ENTRIES SUPPLIED:
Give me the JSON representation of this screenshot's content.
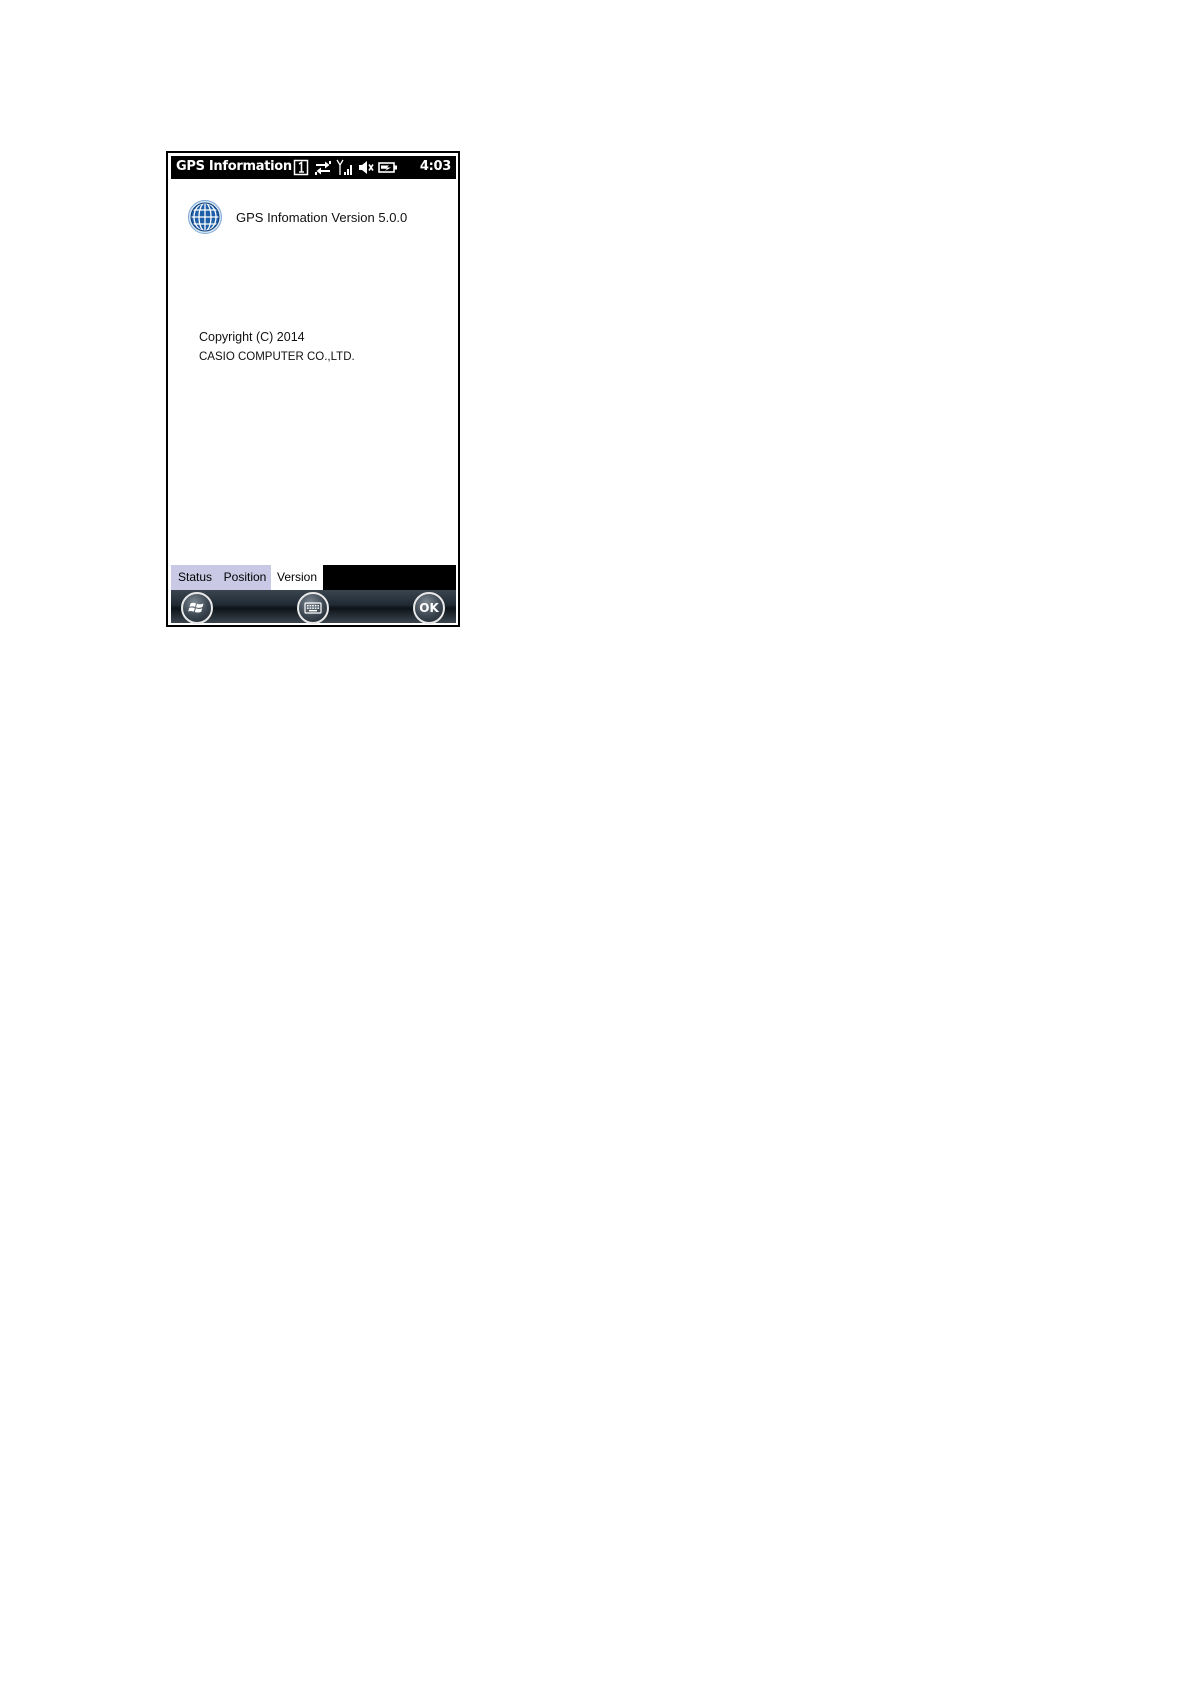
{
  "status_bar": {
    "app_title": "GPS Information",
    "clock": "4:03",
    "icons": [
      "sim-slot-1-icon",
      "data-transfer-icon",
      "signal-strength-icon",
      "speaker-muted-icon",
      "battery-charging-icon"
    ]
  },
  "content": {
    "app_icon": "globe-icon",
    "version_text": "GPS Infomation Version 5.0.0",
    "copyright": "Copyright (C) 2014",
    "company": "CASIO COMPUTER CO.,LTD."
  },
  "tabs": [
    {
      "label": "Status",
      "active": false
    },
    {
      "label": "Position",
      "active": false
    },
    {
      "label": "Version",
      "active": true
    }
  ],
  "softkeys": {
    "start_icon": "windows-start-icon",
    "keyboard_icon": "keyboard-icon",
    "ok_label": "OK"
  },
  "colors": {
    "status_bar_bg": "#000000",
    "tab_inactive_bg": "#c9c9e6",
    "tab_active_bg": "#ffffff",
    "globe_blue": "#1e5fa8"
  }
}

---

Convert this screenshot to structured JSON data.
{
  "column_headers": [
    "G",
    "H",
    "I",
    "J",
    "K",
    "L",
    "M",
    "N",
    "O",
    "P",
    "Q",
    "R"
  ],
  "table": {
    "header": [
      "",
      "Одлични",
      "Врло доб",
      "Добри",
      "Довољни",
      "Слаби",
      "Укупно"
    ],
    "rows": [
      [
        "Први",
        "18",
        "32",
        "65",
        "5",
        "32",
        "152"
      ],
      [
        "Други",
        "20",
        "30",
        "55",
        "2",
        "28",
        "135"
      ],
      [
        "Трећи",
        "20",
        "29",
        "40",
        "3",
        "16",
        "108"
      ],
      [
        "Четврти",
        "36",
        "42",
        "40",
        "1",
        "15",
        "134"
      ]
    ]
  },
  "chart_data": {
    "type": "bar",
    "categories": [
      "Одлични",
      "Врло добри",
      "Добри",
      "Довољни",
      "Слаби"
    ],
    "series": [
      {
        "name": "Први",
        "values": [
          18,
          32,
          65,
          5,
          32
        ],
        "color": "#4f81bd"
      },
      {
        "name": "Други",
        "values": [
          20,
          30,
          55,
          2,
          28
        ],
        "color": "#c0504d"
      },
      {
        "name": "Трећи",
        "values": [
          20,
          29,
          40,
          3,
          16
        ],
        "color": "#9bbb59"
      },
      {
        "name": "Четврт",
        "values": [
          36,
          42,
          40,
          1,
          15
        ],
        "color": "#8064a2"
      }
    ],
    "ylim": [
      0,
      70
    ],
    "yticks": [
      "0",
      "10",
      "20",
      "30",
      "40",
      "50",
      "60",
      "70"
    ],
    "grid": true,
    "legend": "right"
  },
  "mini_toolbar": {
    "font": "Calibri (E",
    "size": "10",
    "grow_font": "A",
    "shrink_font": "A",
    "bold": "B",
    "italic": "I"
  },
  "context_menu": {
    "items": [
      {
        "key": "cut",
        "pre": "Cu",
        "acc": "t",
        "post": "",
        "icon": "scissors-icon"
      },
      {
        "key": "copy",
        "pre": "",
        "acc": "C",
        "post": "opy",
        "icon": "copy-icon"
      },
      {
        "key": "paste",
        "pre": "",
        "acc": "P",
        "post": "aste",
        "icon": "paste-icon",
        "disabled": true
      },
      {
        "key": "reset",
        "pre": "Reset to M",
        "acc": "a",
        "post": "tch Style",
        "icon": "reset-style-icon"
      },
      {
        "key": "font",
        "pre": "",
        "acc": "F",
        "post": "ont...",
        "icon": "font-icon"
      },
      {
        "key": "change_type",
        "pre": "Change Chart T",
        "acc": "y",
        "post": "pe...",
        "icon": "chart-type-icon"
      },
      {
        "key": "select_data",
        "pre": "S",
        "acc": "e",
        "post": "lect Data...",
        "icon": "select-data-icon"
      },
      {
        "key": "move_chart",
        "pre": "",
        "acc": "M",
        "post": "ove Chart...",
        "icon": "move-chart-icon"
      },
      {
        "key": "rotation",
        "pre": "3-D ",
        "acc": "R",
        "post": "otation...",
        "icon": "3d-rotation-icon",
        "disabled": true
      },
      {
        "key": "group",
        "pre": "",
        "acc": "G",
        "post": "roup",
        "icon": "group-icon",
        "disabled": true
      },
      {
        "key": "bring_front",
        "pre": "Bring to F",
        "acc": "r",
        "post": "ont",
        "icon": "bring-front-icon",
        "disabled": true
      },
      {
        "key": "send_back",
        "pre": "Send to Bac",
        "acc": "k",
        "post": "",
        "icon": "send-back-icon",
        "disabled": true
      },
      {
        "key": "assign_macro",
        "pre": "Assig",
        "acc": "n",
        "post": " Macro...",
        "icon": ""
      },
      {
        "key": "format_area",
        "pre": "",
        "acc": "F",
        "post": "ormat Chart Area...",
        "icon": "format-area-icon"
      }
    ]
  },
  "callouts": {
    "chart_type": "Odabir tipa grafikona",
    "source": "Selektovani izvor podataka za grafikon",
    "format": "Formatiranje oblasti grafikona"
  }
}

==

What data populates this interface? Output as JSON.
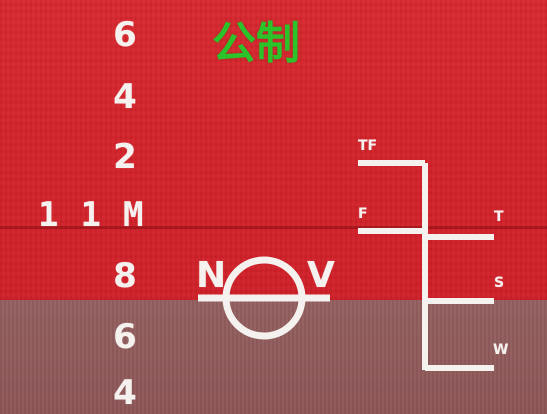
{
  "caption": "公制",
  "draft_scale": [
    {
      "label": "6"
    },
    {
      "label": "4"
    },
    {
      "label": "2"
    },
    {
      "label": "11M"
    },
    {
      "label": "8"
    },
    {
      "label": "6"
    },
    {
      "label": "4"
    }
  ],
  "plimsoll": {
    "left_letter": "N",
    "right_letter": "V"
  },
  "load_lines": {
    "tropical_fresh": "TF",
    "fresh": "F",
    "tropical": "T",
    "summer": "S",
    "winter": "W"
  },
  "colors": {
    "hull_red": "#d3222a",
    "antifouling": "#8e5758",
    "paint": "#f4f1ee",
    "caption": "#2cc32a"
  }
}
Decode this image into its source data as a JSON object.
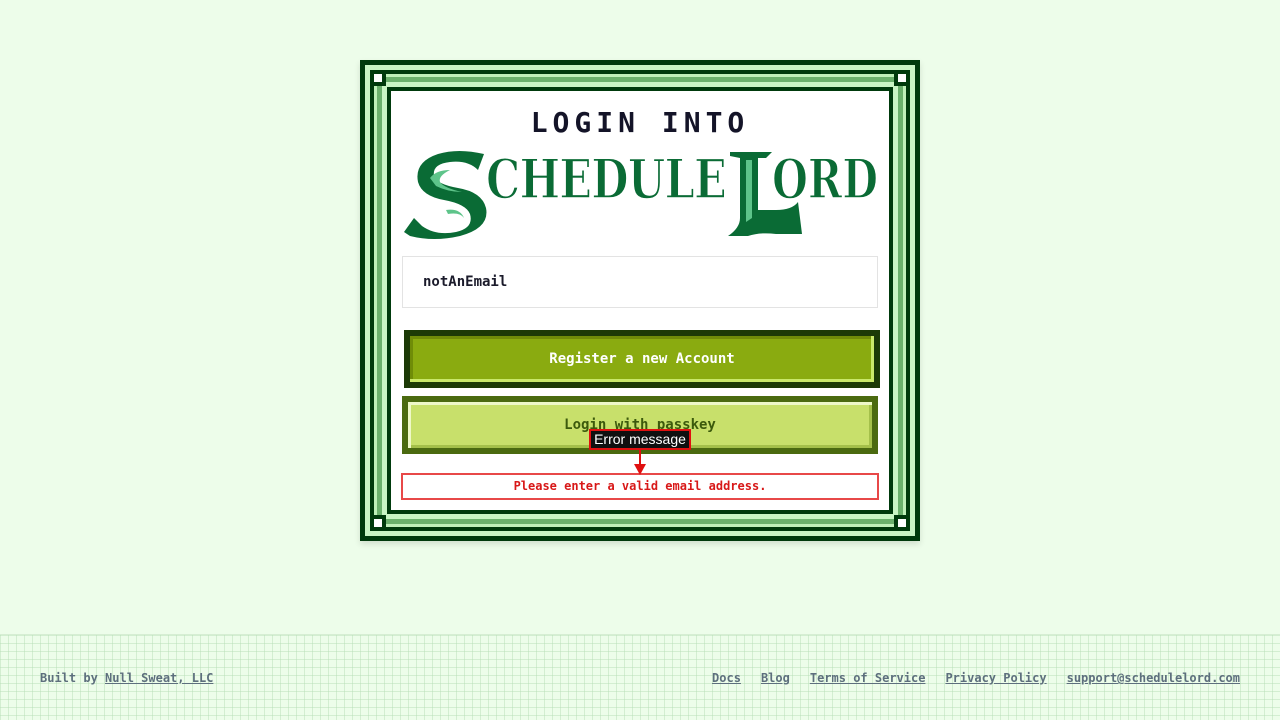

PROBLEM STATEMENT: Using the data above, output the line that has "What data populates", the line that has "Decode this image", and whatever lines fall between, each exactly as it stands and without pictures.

FINAL ANSWER:
What data populates this interface? Output as JSON.
{
  "caption": "公制",
  "draft_scale": [
    {
      "label": "6"
    },
    {
      "label": "4"
    },
    {
      "label": "2"
    },
    {
      "label": "11M"
    },
    {
      "label": "8"
    },
    {
      "label": "6"
    },
    {
      "label": "4"
    }
  ],
  "plimsoll": {
    "left_letter": "N",
    "right_letter": "V"
  },
  "load_lines": {
    "tropical_fresh": "TF",
    "fresh": "F",
    "tropical": "T",
    "summer": "S",
    "winter": "W"
  },
  "colors": {
    "hull_red": "#d3222a",
    "antifouling": "#8e5758",
    "paint": "#f4f1ee",
    "caption": "#2cc32a"
  }
}
Decode this image into its source data as a JSON object.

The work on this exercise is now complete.